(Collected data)
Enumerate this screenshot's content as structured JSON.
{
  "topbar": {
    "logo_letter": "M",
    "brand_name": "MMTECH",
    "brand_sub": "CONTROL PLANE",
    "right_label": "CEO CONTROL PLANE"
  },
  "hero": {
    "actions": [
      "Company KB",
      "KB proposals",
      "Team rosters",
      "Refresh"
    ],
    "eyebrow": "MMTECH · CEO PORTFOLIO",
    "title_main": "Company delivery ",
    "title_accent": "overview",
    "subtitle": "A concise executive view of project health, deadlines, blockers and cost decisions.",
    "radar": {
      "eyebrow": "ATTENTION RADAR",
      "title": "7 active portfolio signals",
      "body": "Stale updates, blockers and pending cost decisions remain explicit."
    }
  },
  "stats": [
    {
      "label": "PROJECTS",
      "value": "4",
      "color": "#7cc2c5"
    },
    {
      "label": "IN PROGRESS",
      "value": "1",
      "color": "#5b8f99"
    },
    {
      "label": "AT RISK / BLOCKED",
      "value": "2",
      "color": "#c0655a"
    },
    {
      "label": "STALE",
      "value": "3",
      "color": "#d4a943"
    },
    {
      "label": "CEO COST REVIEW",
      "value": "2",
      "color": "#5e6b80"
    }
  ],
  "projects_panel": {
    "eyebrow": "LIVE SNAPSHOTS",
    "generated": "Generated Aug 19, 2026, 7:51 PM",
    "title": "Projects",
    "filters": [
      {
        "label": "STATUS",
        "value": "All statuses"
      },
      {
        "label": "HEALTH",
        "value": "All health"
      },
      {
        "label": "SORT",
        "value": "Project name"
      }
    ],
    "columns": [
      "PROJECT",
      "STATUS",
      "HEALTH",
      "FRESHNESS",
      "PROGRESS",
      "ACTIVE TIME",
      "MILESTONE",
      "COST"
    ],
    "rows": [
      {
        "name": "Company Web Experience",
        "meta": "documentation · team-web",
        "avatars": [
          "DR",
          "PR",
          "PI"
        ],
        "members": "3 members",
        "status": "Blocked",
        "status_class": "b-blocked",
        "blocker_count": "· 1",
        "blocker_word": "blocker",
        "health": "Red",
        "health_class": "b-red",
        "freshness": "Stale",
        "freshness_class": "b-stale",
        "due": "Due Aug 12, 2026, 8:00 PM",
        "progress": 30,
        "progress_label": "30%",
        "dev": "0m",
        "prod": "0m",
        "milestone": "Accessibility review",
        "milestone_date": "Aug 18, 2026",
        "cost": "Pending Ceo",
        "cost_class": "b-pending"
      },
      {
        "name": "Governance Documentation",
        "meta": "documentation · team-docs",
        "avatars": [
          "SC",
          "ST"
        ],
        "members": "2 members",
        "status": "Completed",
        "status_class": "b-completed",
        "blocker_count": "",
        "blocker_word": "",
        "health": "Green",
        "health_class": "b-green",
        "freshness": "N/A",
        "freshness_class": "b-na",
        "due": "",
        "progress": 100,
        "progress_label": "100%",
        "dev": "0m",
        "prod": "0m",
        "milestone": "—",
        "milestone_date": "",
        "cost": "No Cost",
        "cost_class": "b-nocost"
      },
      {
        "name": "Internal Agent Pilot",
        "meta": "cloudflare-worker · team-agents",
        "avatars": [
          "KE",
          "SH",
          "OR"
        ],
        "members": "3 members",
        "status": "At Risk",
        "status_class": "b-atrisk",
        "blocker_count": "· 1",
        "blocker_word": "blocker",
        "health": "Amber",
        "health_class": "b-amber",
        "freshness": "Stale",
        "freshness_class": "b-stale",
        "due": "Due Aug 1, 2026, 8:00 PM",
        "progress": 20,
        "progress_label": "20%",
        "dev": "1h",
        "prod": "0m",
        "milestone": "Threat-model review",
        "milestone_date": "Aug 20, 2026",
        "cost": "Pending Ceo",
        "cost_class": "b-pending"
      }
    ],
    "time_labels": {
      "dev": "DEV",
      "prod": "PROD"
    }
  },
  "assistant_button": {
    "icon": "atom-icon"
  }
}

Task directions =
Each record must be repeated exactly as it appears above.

Response area =
Enumerate this screenshot's content as structured JSON.
{
  "topbar": {
    "logo_letter": "M",
    "brand_name": "MMTECH",
    "brand_sub": "CONTROL PLANE",
    "right_label": "CEO CONTROL PLANE"
  },
  "hero": {
    "actions": [
      "Company KB",
      "KB proposals",
      "Team rosters",
      "Refresh"
    ],
    "eyebrow": "MMTECH · CEO PORTFOLIO",
    "title_main": "Company delivery ",
    "title_accent": "overview",
    "subtitle": "A concise executive view of project health, deadlines, blockers and cost decisions.",
    "radar": {
      "eyebrow": "ATTENTION RADAR",
      "title": "7 active portfolio signals",
      "body": "Stale updates, blockers and pending cost decisions remain explicit."
    }
  },
  "stats": [
    {
      "label": "PROJECTS",
      "value": "4",
      "color": "#7cc2c5"
    },
    {
      "label": "IN PROGRESS",
      "value": "1",
      "color": "#5b8f99"
    },
    {
      "label": "AT RISK / BLOCKED",
      "value": "2",
      "color": "#c0655a"
    },
    {
      "label": "STALE",
      "value": "3",
      "color": "#d4a943"
    },
    {
      "label": "CEO COST REVIEW",
      "value": "2",
      "color": "#5e6b80"
    }
  ],
  "projects_panel": {
    "eyebrow": "LIVE SNAPSHOTS",
    "generated": "Generated Aug 19, 2026, 7:51 PM",
    "title": "Projects",
    "filters": [
      {
        "label": "STATUS",
        "value": "All statuses"
      },
      {
        "label": "HEALTH",
        "value": "All health"
      },
      {
        "label": "SORT",
        "value": "Project name"
      }
    ],
    "columns": [
      "PROJECT",
      "STATUS",
      "HEALTH",
      "FRESHNESS",
      "PROGRESS",
      "ACTIVE TIME",
      "MILESTONE",
      "COST"
    ],
    "rows": [
      {
        "name": "Company Web Experience",
        "meta": "documentation · team-web",
        "avatars": [
          "DR",
          "PR",
          "PI"
        ],
        "members": "3 members",
        "status": "Blocked",
        "status_class": "b-blocked",
        "blocker_count": "· 1",
        "blocker_word": "blocker",
        "health": "Red",
        "health_class": "b-red",
        "freshness": "Stale",
        "freshness_class": "b-stale",
        "due": "Due Aug 12, 2026, 8:00 PM",
        "progress": 30,
        "progress_label": "30%",
        "dev": "0m",
        "prod": "0m",
        "milestone": "Accessibility review",
        "milestone_date": "Aug 18, 2026",
        "cost": "Pending Ceo",
        "cost_class": "b-pending"
      },
      {
        "name": "Governance Documentation",
        "meta": "documentation · team-docs",
        "avatars": [
          "SC",
          "ST"
        ],
        "members": "2 members",
        "status": "Completed",
        "status_class": "b-completed",
        "blocker_count": "",
        "blocker_word": "",
        "health": "Green",
        "health_class": "b-green",
        "freshness": "N/A",
        "freshness_class": "b-na",
        "due": "",
        "progress": 100,
        "progress_label": "100%",
        "dev": "0m",
        "prod": "0m",
        "milestone": "—",
        "milestone_date": "",
        "cost": "No Cost",
        "cost_class": "b-nocost"
      },
      {
        "name": "Internal Agent Pilot",
        "meta": "cloudflare-worker · team-agents",
        "avatars": [
          "KE",
          "SH",
          "OR"
        ],
        "members": "3 members",
        "status": "At Risk",
        "status_class": "b-atrisk",
        "blocker_count": "· 1",
        "blocker_word": "blocker",
        "health": "Amber",
        "health_class": "b-amber",
        "freshness": "Stale",
        "freshness_class": "b-stale",
        "due": "Due Aug 1, 2026, 8:00 PM",
        "progress": 20,
        "progress_label": "20%",
        "dev": "1h",
        "prod": "0m",
        "milestone": "Threat-model review",
        "milestone_date": "Aug 20, 2026",
        "cost": "Pending Ceo",
        "cost_class": "b-pending"
      }
    ],
    "time_labels": {
      "dev": "DEV",
      "prod": "PROD"
    }
  },
  "assistant_button": {
    "icon": "atom-icon"
  }
}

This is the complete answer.